Dr. Qin is a Fellow of IEEE and Fellow of the International Federation of Automatic Control (IFAC). He is a recipient of the National Science Foundation CAREER Award, the 2011 Northrop Grumman Best Teaching award at Viterbi School of Engineering, the DuPont Young Professor Award, Halliburton/Brown & Root Young Faculty Excellence Award, NSF-China Outstanding Young Investigator Award, Chang Jiang Professor of Tsinghua University, National “Thousand Talent” Professor of China, and recipient of the IFAC Best Paper Prize for a model predictive control survey paper published in Control Engineering Practice. He is currently a Subject Editor for Journal of Process Control and a Member of the Editorial Board for Journal of Chemometrics. He has published over 140 papers in SCI journals or book chapters, with over 10,000 Web of Science citations and an associated h-index of 49. He has given over 40 invited plenary or keynote speeches and over 100 invited technical seminars worldwide. Dr. Qin’s research interests include process data analytics, machine learning, process monitoring and fault diagnosis, model predictive control, system identification, building energy optimization, multi-step batch process control, and control performance monitoring.

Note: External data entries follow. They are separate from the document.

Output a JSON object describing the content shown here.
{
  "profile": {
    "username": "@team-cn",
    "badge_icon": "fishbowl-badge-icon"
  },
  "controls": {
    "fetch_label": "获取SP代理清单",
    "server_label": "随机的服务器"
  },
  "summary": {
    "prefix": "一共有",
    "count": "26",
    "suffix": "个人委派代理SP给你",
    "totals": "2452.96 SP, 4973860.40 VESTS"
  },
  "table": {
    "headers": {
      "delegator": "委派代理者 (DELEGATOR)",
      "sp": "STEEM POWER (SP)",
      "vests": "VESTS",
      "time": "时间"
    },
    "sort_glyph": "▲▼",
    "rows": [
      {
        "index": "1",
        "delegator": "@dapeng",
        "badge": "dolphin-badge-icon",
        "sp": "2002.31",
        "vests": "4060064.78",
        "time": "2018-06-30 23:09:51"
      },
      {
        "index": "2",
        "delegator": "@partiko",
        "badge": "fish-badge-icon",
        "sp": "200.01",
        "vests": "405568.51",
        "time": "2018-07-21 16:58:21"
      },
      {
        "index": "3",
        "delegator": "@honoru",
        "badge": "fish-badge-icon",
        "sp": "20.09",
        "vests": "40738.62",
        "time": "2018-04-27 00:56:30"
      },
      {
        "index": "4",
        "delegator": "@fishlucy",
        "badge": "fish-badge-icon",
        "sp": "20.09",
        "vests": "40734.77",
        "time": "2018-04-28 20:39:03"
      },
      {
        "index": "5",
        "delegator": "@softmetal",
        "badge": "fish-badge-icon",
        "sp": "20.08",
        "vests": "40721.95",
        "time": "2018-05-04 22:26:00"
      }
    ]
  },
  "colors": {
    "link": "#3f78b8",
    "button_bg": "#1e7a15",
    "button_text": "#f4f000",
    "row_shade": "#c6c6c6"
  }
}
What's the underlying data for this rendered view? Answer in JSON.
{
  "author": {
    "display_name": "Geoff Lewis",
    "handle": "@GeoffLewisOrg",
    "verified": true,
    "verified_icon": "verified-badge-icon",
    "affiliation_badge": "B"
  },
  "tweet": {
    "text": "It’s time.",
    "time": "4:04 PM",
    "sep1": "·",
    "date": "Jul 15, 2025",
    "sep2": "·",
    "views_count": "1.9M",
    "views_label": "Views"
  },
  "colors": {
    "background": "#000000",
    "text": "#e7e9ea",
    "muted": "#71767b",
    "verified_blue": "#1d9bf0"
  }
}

University of Toronto
Angela Schoellig is an assistant professor at the University of Toronto Institute for Aerospace Studies, an associate director of the Centre for Aerial Robotics Research and Education at the University of Toronto, and an instructor of Udacity’s flying-car nanodegree program. She conducts research at the interface of robotics, controls, and machine learning. Her goal is to enhance the performance, safety, and autonomy of robots by enabling them to learn from past experiments and from each other. She is a recipient of a Sloan Research Fellowship (US/Canada-wide award, one of two in robotics); a Canadian Ministry of Research, Innovation & Science Early Researcher Award; and a Connaught New Researcher Award. Her team won the 2018 GM/SAE AutoDrive Challenge, a North-America-wide self-driving competition. She is one of MIT Technology Review’s Innovators Under 35 (2017), one of Robohub’s “25 women in robotics you need to know about (2013),” winner of MIT’s 2015 Enabling Society Tech Competition, a 2015 finalist in Dubai’s $1 million “Drones for Good” competition, and the youngest member of the 2014 Science Leadership Program, which promotes outstanding scientists in Canada. Her PhD was awarded the ETH Medal and the 2013 Dimitris N. Chorafas Foundation Award (one of 35 worldwide). She holds both an M.Sc. in Engineering Science and Mechanics from the Georgia Institute of Technology (with Prof. Magnus Egerstedt) and a Masters degree in Engineering Cybernetics from the University of Stuttgart, Germany (with Prof. Frank Allgöwer). More information can be found at: www.dynsyslab.org.
Swiss Federal Institute of Technology
Melanie N. Zeilinger is an Assistant Professor at the Department of Mechanical and Process Engineering at ETH Zurich, Switzerland. She received the Diploma degree in engineering cybernetics from the University of Stuttgart, Germany, in 2006, and the Ph.D. degree with honors in electrical engineering from ETH Zurich, Switzerland, in 2011. She was a Marie Curie fellow and Postdoctoral Researcher with the Max Planck Institute for Intelligent Systems, Tübingen, Germany until 2015 and with the Department of Electrical Engineering and Computer Sciences at the University of California at Berkeley, CA, USA, from 2012 to 2014. From 2011 to 2012 she was a Postdoctoral Fellow with the Ecole Polytechnique Federale de Lausanne (EPFL), Switzerland. Her research interests include distributed control and optimization, as well as safe learning-based control, with applications to mechatronic systems, energy distribution networks and human-in-the-loop control.